For an assembly to achieve recognition as an hourly rated fire resistive assembly, it must be tested in accordance with ASTM E119, Standard Test Methods for Fire Tests of Building Construction and Materials. If the assembly is to be used in load-bearing applications, it must pass the test with applied superimposed live loads. Therefore, an hourly design for a floor-ceiling assembly must include a floor component that has a required structural capacity. This could be floor joists or parallel chord trusses.
This concept of an independent membrane protection was previously supported by what is called the finish rating, which is determined by actual testing. During an ASTM E119 test, the temperature rise at the interface between the fire-resistive element and any combustible framing will be monitored. In the case of a wood-framed assembly, it would be the gypsum board and the wood joist. The actual time in minutes that it takes for the interface to reach a specified end point temperature is recorded and subsequently reported. The end temperature is 250oF over ambient, which is the temperature of the laboratory at time of the start of the test.
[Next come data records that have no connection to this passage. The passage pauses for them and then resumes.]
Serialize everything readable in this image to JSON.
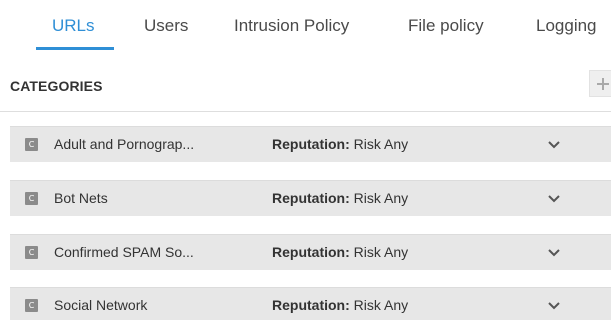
{
  "tabs": [
    {
      "label": "URLs",
      "active": true
    },
    {
      "label": "Users",
      "active": false
    },
    {
      "label": "Intrusion Policy",
      "active": false
    },
    {
      "label": "File policy",
      "active": false
    },
    {
      "label": "Logging",
      "active": false
    }
  ],
  "section": {
    "title": "CATEGORIES",
    "add_icon": "plus-icon"
  },
  "rows": [
    {
      "badge": "C",
      "name": "Adult and Pornograp...",
      "reputation_label": "Reputation:",
      "reputation_value": " Risk Any"
    },
    {
      "badge": "C",
      "name": "Bot Nets",
      "reputation_label": "Reputation:",
      "reputation_value": " Risk Any"
    },
    {
      "badge": "C",
      "name": "Confirmed SPAM So...",
      "reputation_label": "Reputation:",
      "reputation_value": " Risk Any"
    },
    {
      "badge": "C",
      "name": "Social Network",
      "reputation_label": "Reputation:",
      "reputation_value": " Risk Any"
    }
  ],
  "colors": {
    "accent": "#2f8fd6",
    "row_background": "#e7e7e7",
    "badge": "#8b8b8b"
  }
}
Combining the two temperatures could result in an end point temperature of 325oF. Given that the pyrolysis temperature for wood is 450oF (the pyrolysis process is used to break down organic substances), the end point temperature then provides a factor of safety by indicating that wood char is imminent.
For years, The Gypsum Association in GA-600 Fire Resistance Design Manual had published two assemblies: one for floors, and one for roofs where the gypsum ceiling membrane would provide one-hour fire-resistance protection for wood framing. In both cases, the ceiling was the same—two layers of 5/8-inch Type X gypsum board. The framing in both cases was 2 x 10-inch wood joists at 24 inches on center. Fasteners and fastener spacing is critical, and what was tested must be duplicated. Underwriters Laboratories currently has UL Design No. L532, which is similar in design with two layers of 5/8 inch Type X gypsum board on 2 x 10-inch framing with a finish rating of 63 minutes. There are some differences, but the concept is that a double layer 5/8-inch Type X gypsum board will yield a finish rating of a minimum 60 minutes. Thus, the interpretation is that the double layer of Type X gypsum board provides one-hour horizontal membrane protection to wood framing.
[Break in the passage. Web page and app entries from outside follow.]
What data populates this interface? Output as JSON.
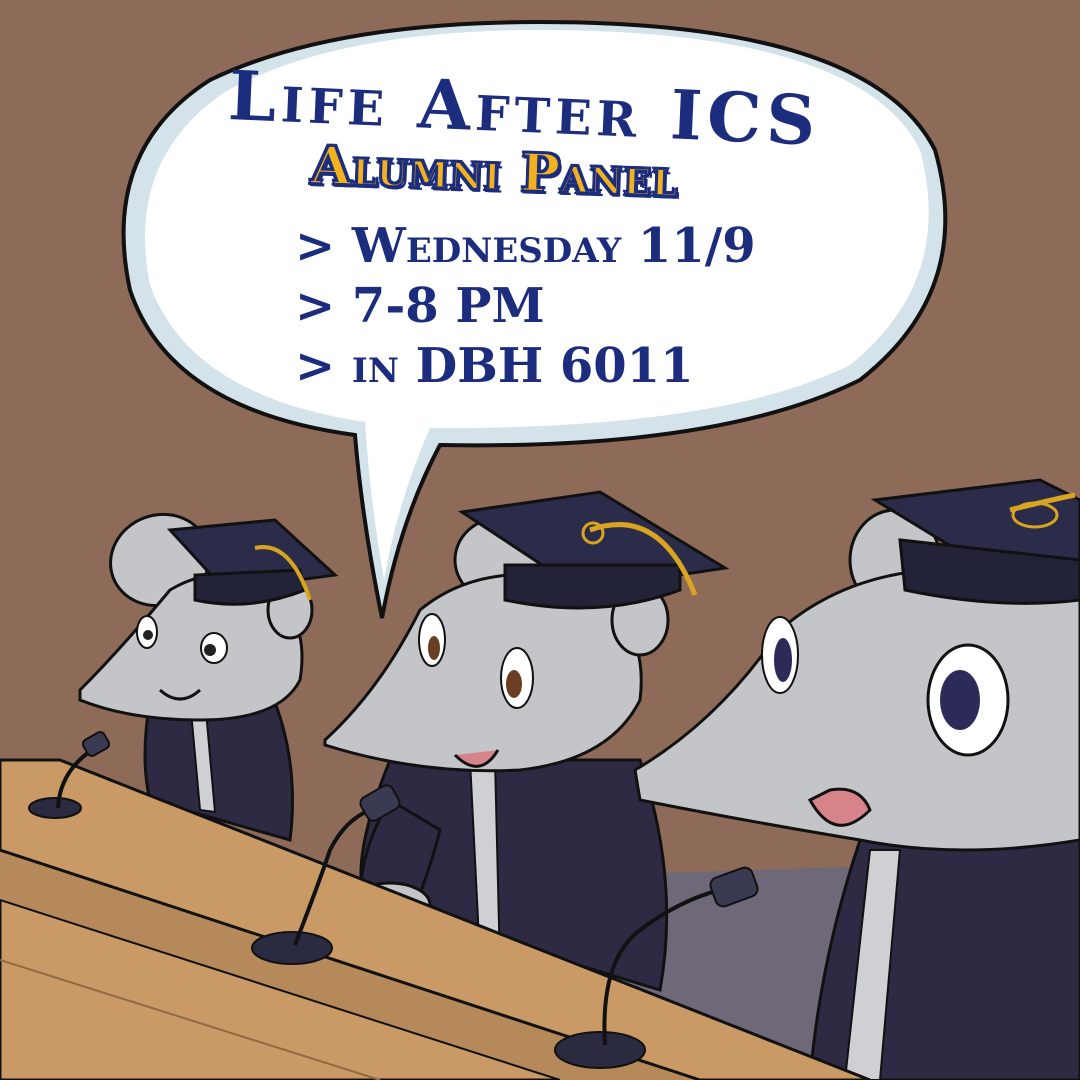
{
  "poster": {
    "title": "Life After ICS",
    "subtitle": "Alumni Panel",
    "details": [
      "> Wednesday 11/9",
      "> 7-8 PM",
      "> in DBH 6011"
    ]
  },
  "colors": {
    "wall": "#8d6b58",
    "table": "#c99a66",
    "title_blue": "#1d2d7d",
    "subtitle_gold": "#f2b21d",
    "gown": "#2e2a44",
    "anteater_gray": "#c4c5c9"
  }
}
The concept of horizontal membrane protection has grown in demand and subsequently in complexity. Testing for horizontal membrane testing is no longer a spin-off from a wood framed floor/ceiling assembly. Underwriters Laboratories now has included protective membranes or ceiling membranes in their numbering system for fire-rated assemblies. It is in the group of construction labeled “I,” called protective membranes or ceiling membranes. The numbering system has 500-599 reserved specifically for gypsum board. The individual designs are listed with an hourly “Ceiling Membrane Rating.” Previously, the original horizontal membranes were directly attached to framing. The new designs are suspended and include either single or multiple span framing. Fire exposure is from below the membrane. The actual listing states that there is a load restriction and that the assembly is limited to supporting only the “dead weight of the assembly.” This is the distinction between the traditional floor/ceiling design and horizontal membrane protection. Where the original GA concept was generic, new assemblies are proprietary.
Penetrations require consideration in horizontal membrane protection. All penetrations must be addressed to assure the fire integrity of the system. This would imply that any ceiling membrane penetration must be treated as a through penetration, meaning specially tested fire stops must be installed to maintain the integrity of the membrane.
Horizontal membrane protection is not new, but it has become more sophisticated over the years. It has very specific applications. The GA now lists them as “horizontal membrane systems.” The emphasis here is that it is a system with many elements and they all must be installed as tested to meet the required performance. As always, final approval of a horizontal membrane’s use and installation is up to the authority having jurisdiction.
Robert Grupe is AWCI’s director of technical services. Send your questions to firstname.lastname@example.org, or call him at (703) 538.1611.